There are a lot more demand forecasts being made today at companies then their used to be – not just monthly, but forecasts that can occur can cover likely shipments for the next day up to a time period that may be for a decision that needs to be made years from now. Many of these forecasts depend upon having more data. Traditionally, demand management applications used order shipment history to make forecasts. But gradually new data sets were added that improved the forecasting accuracy. A demand management application can truly be a Big Data solution today.
The ROI from demand management solutions comes from requiring less inventory to hit a targeted service level. According to Toby Brzoznowski, the Chief Strategy Officer at LLamasoft, a rough rule of thumb is that 1% forecast improvement leads to a 2.5% reduction in the amount of inventory that needs to be held.
The first expansion in the data set was based on getting collaborative data into the forecasting engines. A few years after demand management applications emerged, it was recognized that sales people and marketing people had critical data that could help improve the demand forecast. Sales people might know that a big order was about to drop. The marketing folks knew when promotions would run. Forecasters really needed to know these things. So, tools were devised that helped automate the process of getting inputs from other departments in the company.
When companies are at the beginning of their journey their forecasts are not based on granular data. A company might start by working with aggregate data on how many products, at the regional and product family level, are apt to be sold in a given period. Then a supply chain manager uses splitting formulas to disaggregate the forecast. For example, 80,000 cases of cola that will be sold in the Northeast, let us assume based on history, that 40,000 cases will be regular, 30,000 cases will be Diet, and 10,000 will be cherry flavored.
The next stage would be to forecast at the SKU level at the distribution center level. This is a bottom up forecast where historical SKU shipment data from each DC is used for replenishment planning.
Even more data is needed to plan at the “ship to” level. Here instead of forecasting how much of a SKU will ship in total from a DC, a company is using historical data to forecast how much of a SKU will ship from that DC to every store location in that region that is supported by the DC.
Each stage requires roughly an order of magnitude more data. But by the next stage – the use of point of sale (POS) data for demand sensing – we are getting into Big Data territory. Here, for example, a company might download all the consumption data on which of the company’s SKUs have been sold in the last week or even the preceding day by a given store. Demand sensing requires demand signal repositories to clean, massage, and stage this data.
Solvoyo explained to me at a recent briefing, libraries are needed for event data. This is particularly true when companies get to the demand sensing stage of forecasting maturity. I talked to one Big Box retailer that saw unexpected surges in sales at certain times of the year at certain stores. When they dug deeper, they discovered that they had stores located close to colleges. When the students go back to school after the summer break, the sales surged, but only for certain products. Solvoyo explained that their event library allows these event calendars to be stored and updated so that events can be incorporated into future forecasts.

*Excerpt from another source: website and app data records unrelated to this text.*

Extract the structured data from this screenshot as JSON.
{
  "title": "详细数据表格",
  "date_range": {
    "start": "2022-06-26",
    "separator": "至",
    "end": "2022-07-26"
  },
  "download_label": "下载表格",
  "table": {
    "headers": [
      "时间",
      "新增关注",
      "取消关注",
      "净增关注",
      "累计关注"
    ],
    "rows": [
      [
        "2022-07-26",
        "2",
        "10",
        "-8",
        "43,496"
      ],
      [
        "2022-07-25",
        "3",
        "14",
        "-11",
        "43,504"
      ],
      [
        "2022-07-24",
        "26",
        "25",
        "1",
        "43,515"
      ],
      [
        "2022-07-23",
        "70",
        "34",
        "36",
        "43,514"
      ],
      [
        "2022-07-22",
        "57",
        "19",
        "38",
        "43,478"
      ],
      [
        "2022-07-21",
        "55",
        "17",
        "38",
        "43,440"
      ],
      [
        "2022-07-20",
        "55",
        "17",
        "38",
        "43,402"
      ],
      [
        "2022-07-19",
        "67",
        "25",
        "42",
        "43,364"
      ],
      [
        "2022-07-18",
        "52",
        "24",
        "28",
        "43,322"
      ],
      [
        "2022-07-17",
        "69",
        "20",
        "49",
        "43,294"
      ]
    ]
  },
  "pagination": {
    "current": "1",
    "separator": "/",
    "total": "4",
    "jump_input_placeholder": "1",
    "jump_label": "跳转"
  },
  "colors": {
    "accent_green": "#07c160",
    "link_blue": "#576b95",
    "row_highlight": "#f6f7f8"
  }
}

The data revolution is continuing! In 2017 LLamasoft introduced Demand Guru. Demand Guru has access to over 550,000 data sets across all countries. Many of these data sets are industry and macroeconomic data. The LLamasoft library also has weather data for over 33,000 cities.
One Automotive OEM uses this solution to improve their 5 to 10 strategic planning forecasts of how many SUVs, sedans, and trucks they will need to produce in regions around the world. In the following figure you can see that many of the key factors improving forecast accuracy for this OEM are based on economic data sets that come out of the LLamasoft library. Macroeconomic factors and machine learning dropped the entire industry level forecast error rate significantly. Just as with demand sensing, using this economic data requires a tool to clean and stage this Big Data set. LLamasoft has also built that tool.
For both demand sensing and the use of economic data sets, machine learning is necessary to sort through the myriad factors causing demand to grow or shrink and to zero in on the drivers that really matter.
More recently, demand forecasters have begun looking at using weather and sentiment data. Sentiment data is based on the positive or negative things consumers are saying about products or companies on social media. There are vendors that provide tools to take this unstructured sentiment data and score it. The process of scoring the data turns it into the kind of structured data that a forecasting engine can use. That data can then be ingested into a demand management system. The use of sentiment and weather data is still at a preliminary stage in the industry. The general thinking is that these data sets will somewhat improve short term forecasts.
In conclusion, in the 20-year journey to improve demand forecasting that I have witnessed, the two most impactful data sets that I have seen are demand sensing (POS) and economic time series data. Both data sets significantly improve forecast accuracy. Demand sensing improves forecasts more in the short-term forecasting horizon. Economic and industry data has a bigger impact on longer term forecasts. Unfortunately, very few companies are at a level of maturity where they are using either.